**ACTIVITY**
Every line holding the string "JSON" is to be copied from the entries below.

App and web page records:
· · · ·

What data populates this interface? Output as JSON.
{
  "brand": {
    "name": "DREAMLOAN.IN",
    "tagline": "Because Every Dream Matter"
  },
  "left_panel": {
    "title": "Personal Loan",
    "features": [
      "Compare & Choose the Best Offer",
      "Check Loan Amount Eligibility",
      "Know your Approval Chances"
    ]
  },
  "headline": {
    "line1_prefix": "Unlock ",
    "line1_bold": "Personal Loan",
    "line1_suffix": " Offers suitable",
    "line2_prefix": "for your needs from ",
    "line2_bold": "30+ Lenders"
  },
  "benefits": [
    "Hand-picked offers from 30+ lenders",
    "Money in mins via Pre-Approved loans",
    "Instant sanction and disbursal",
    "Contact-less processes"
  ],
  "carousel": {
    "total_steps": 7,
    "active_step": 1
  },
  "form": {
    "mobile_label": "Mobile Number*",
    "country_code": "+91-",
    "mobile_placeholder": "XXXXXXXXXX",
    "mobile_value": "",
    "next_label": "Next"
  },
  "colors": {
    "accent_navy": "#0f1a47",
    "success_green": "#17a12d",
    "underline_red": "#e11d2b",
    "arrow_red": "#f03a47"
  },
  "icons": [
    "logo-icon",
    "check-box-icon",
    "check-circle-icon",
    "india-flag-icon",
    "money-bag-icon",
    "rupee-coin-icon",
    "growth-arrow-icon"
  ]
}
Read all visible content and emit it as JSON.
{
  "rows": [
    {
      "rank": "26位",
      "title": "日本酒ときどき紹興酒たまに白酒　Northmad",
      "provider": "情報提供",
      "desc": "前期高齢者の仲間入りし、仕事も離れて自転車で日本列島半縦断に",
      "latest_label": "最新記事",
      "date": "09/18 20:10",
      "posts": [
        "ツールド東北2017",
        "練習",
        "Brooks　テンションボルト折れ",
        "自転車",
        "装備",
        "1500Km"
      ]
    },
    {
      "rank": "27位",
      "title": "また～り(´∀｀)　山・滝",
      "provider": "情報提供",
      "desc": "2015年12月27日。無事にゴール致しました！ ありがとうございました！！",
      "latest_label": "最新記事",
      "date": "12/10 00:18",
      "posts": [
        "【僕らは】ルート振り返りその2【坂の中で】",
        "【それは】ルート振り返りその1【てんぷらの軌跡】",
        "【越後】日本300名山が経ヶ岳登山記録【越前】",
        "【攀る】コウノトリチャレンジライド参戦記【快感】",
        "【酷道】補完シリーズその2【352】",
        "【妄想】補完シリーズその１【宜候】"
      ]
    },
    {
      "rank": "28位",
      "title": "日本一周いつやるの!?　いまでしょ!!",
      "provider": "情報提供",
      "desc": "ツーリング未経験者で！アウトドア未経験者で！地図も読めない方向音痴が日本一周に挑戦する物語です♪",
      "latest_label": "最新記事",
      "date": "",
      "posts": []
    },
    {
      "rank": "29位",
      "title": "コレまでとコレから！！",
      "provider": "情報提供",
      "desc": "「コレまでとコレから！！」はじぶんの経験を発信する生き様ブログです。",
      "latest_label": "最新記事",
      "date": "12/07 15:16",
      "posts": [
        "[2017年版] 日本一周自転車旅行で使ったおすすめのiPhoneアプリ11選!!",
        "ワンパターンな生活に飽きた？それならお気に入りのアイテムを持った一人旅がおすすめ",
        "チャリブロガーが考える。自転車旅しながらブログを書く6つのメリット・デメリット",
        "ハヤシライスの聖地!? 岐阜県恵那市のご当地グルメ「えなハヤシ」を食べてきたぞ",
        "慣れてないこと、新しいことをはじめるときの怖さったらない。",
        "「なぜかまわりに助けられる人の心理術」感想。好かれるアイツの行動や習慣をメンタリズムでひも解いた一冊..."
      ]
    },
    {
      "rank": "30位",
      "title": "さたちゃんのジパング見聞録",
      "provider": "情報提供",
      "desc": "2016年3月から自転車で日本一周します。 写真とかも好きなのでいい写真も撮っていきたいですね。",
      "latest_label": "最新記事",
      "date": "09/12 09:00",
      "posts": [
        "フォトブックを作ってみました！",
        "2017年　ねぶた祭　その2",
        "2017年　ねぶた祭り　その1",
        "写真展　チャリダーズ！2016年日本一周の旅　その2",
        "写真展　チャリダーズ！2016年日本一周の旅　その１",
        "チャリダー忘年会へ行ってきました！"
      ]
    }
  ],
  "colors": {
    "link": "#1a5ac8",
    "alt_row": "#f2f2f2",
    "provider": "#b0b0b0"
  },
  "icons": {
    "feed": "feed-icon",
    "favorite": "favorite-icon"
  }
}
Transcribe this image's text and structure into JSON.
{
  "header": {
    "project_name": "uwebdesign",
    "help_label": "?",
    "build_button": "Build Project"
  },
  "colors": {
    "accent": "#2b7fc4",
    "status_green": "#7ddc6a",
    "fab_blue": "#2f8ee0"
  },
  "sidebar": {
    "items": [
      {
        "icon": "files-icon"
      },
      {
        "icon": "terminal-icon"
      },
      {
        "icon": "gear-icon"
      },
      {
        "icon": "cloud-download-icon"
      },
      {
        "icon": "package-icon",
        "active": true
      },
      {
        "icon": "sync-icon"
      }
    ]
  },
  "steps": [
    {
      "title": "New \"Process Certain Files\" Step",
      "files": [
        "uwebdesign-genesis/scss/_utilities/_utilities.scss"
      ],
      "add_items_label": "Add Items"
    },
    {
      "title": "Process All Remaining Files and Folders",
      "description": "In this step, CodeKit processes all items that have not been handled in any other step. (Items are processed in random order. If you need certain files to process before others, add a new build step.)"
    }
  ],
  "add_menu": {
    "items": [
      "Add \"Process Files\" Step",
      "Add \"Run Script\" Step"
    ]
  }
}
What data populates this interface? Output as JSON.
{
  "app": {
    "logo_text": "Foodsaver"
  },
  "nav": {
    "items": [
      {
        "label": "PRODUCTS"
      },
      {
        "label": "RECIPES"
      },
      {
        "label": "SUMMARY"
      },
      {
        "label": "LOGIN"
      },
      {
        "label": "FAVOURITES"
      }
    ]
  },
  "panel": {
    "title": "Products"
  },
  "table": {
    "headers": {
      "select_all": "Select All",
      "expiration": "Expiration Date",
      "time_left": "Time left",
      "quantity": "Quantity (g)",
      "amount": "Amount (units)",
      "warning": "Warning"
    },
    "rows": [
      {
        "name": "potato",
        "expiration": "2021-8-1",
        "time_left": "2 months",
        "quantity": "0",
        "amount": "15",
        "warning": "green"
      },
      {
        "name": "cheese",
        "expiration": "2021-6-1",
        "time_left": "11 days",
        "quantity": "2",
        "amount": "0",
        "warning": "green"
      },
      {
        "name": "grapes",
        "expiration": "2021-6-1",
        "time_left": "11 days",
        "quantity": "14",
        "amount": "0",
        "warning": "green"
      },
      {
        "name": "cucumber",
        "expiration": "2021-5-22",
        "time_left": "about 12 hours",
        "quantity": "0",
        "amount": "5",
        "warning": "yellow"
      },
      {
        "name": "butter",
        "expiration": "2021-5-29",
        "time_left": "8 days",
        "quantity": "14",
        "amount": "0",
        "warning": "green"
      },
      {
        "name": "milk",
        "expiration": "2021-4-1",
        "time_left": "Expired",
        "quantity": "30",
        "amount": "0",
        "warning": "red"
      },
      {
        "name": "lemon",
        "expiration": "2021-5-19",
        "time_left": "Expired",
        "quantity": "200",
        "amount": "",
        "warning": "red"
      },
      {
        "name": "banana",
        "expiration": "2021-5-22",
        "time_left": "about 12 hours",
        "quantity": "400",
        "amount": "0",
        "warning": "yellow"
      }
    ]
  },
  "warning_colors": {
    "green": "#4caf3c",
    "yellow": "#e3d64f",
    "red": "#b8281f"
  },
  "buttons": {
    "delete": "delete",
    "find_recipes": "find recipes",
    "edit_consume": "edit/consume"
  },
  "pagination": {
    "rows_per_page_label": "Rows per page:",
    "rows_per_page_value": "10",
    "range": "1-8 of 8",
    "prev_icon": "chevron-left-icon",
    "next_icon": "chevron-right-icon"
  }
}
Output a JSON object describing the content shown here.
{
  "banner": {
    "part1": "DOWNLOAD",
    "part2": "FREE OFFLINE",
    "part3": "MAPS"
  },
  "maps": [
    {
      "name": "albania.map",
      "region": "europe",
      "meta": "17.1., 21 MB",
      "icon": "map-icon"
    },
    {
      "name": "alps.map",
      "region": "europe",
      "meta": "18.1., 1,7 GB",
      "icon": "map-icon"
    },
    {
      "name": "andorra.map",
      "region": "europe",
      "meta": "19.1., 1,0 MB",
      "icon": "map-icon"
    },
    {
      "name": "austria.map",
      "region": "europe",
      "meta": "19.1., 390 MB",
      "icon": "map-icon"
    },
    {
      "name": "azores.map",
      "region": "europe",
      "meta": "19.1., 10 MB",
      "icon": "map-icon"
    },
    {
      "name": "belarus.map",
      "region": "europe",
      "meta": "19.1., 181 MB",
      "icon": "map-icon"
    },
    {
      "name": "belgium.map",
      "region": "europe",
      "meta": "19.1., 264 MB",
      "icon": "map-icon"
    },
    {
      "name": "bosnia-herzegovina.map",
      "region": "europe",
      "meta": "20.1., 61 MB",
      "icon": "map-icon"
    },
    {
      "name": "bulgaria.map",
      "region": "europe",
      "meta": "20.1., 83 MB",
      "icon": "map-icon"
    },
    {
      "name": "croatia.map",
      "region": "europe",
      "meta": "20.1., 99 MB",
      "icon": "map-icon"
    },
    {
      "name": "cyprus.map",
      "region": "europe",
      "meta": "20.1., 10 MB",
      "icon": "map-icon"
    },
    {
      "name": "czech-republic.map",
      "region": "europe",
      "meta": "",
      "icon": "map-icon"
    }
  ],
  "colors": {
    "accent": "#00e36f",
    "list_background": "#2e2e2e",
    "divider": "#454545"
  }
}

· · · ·

**COMPLETED EXERCISE**
What data populates this interface? Output as JSON.
Read all visible content and emit it as JSON.
Transcribe this image's text and structure into JSON.
What data populates this interface? Output as JSON.
Output a JSON object describing the content shown here.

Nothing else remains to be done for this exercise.